== WHAT THIS TASK INVOLVES ==
Exactly as it appears, restate the whole listing.

== RECORDS FOR THE TASK ==

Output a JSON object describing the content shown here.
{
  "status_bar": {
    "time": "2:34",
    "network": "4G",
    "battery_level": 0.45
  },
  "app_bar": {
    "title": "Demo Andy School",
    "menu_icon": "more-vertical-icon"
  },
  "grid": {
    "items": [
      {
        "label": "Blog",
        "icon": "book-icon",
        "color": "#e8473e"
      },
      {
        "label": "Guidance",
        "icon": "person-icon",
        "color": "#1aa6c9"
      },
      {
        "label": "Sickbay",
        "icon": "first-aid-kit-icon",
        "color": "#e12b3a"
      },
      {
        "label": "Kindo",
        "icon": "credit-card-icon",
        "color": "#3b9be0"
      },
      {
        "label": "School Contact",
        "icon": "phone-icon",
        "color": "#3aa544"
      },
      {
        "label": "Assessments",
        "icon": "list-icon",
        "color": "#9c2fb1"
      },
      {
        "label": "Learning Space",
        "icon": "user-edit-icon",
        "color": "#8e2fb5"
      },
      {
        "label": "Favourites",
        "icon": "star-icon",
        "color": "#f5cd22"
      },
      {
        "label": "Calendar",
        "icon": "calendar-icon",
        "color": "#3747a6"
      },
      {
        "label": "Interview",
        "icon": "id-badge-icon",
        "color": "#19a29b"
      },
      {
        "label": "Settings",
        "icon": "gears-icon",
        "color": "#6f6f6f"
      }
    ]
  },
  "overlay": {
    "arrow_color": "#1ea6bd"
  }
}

== YOUR RESPONSE ==
Output a JSON object describing the content shown here.
{
  "status_bar": {
    "time": "2:34",
    "network": "4G",
    "battery_level": 0.45
  },
  "app_bar": {
    "title": "Demo Andy School",
    "menu_icon": "more-vertical-icon"
  },
  "grid": {
    "items": [
      {
        "label": "Blog",
        "icon": "book-icon",
        "color": "#e8473e"
      },
      {
        "label": "Guidance",
        "icon": "person-icon",
        "color": "#1aa6c9"
      },
      {
        "label": "Sickbay",
        "icon": "first-aid-kit-icon",
        "color": "#e12b3a"
      },
      {
        "label": "Kindo",
        "icon": "credit-card-icon",
        "color": "#3b9be0"
      },
      {
        "label": "School Contact",
        "icon": "phone-icon",
        "color": "#3aa544"
      },
      {
        "label": "Assessments",
        "icon": "list-icon",
        "color": "#9c2fb1"
      },
      {
        "label": "Learning Space",
        "icon": "user-edit-icon",
        "color": "#8e2fb5"
      },
      {
        "label": "Favourites",
        "icon": "star-icon",
        "color": "#f5cd22"
      },
      {
        "label": "Calendar",
        "icon": "calendar-icon",
        "color": "#3747a6"
      },
      {
        "label": "Interview",
        "icon": "id-badge-icon",
        "color": "#19a29b"
      },
      {
        "label": "Settings",
        "icon": "gears-icon",
        "color": "#6f6f6f"
      }
    ]
  },
  "overlay": {
    "arrow_color": "#1ea6bd"
  }
}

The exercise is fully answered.